Each company was attached to an armoured regiment. National servicemen
arrived the same year and for five years the Hallamshires trained in
their armoured infantry role before reverting to traditional infantry.
saw the Hallamshires celebrate their centenary in style with a parade
in Sheffield, a service in the Cathedral and hospitality being offered
by the Officers and Sergeants at Endcliffe Hall and by the City to
the battalion in the Town Hall. In 1964 the Hallamshires paraded in
Norfolk Park to be presented with new Colours by the Earl of Scarborough.
The old Colours, in service since 1909, were laid up in St John's
saw the beginning of the last chapter in the Hallamshires' service with
the formation of the Yorkshire Volunteers, to which the Hallamshires
provided a company, and the reduction of the role of the battalion which
was finally reduced to a cadre of eight men in 1969. This cadre expanded
in 1970 to form a company in the 3rd Battalion, Yorkshire Volunteers.
changes to the Territorial Army saw the demise of the Yorkshire Volunteers
and the loss of the Hallamshire companies. The last colours of the
Hallamshires are now in the ballroom at Endcliffe Hall alongside a
mural depicting the capture of Fontenay.
regimental museum is now based in Rotherham at the Department of Libraries,
Museum and Arts, Brian O'Malley Central Library and Arts Centre, Walker
Place, Rotherham S65 1JH. The museum was reopened in March 1985 after
the transfer of regimental collections from Sheffield the previous
regiment's principal recruiting areas were Barnsley, Rotherham and
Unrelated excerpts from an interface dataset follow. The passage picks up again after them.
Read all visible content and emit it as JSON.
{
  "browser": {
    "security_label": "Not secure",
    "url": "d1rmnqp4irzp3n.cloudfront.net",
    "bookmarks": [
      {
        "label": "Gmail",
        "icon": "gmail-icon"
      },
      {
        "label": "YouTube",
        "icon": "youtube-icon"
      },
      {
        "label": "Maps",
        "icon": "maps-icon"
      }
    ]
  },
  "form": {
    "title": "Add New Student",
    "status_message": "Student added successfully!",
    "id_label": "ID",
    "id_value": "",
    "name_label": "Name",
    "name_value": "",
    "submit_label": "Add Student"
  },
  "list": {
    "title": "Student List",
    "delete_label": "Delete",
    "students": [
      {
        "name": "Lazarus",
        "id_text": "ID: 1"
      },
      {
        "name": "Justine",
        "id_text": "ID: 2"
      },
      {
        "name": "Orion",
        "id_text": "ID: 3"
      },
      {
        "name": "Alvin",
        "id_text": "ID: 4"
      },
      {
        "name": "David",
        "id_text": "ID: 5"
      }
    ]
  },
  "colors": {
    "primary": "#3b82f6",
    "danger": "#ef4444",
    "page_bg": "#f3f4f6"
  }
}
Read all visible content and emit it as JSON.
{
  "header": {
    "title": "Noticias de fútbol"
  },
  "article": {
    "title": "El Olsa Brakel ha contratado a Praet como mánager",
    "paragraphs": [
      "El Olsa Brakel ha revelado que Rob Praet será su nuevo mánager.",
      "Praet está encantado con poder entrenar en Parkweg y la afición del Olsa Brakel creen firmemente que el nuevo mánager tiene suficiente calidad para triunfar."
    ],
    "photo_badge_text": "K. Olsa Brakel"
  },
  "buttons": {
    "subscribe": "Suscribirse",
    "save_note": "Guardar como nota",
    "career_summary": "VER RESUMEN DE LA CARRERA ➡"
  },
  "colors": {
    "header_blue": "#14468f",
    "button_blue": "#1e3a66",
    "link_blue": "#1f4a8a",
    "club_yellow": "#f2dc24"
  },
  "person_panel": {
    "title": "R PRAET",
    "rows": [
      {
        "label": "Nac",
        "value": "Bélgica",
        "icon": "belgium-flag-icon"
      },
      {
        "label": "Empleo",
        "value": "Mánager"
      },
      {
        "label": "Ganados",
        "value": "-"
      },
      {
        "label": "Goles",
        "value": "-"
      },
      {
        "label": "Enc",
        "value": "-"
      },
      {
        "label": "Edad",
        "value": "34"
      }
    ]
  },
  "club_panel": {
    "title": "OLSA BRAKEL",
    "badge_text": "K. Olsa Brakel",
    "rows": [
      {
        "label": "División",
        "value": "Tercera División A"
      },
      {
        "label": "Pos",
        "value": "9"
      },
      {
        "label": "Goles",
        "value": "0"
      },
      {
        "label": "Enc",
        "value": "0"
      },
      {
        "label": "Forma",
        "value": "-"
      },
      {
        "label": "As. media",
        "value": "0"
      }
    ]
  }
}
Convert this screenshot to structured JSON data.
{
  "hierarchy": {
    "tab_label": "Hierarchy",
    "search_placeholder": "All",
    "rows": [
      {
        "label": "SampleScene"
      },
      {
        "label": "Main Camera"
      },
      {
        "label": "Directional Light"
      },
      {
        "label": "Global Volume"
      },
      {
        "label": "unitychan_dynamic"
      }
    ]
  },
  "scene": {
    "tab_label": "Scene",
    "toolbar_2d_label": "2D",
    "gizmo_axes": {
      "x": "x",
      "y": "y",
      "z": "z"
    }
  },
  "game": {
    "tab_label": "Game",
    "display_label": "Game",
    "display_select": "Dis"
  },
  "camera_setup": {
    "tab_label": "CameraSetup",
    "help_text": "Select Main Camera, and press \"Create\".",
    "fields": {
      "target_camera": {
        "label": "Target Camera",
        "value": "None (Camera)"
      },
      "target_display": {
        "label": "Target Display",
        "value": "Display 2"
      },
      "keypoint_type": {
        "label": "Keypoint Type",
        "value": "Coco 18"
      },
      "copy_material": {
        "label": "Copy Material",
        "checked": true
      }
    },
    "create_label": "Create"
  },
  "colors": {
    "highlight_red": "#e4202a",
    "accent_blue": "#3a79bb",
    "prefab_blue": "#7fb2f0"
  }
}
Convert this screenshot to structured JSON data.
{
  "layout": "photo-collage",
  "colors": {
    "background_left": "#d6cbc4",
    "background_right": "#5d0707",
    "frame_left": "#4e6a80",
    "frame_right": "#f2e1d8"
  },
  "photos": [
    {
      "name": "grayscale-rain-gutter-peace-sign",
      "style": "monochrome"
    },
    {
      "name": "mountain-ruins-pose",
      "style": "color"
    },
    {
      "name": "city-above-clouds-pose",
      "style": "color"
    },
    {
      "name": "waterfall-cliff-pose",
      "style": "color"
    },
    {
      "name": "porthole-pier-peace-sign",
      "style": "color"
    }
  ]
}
Sheffield. The museum traces the history in chronological order from
the time of the 65th and 84th Regiments of Foot (beginning 1758) until
the regiment's dissolution in territorial army cuts in 1968. Displays
include uniforms, campaign relics, weapons, regimental campaigns and
a revolving display of around 1,000 medals including 9 Victoria Cross
museum is currently undergoing refurbishment and upgrading with National
Lottery funds and is expected to reopen early in 2005.
Central Library has copies of Hart Dyke's book 'Normandy to Arnhem
A Story of the Infantry' as well as the three volume official Regimental
history. The Imperial War Museum also contains photographic and document
collections relating to the Battalion's campaigns and actions.
2001 Don Scott published an excellent history of the Hallamshire Battalion
during the Second World War. 'Polar Bears From Sheffield' was published
by Tiger & Rose Publications and was being marketed by the York
and Lancaster Regimental Association.
book telling John Crook's story in greater detail is being written
for publication in the near future. If this country were involved
in any large scale conflict in the future, it highly likely that the
Hallamshires would be reconvened as a territorial battalion recruiting
service men and women from Sheffield, Barnsley and Rotherham.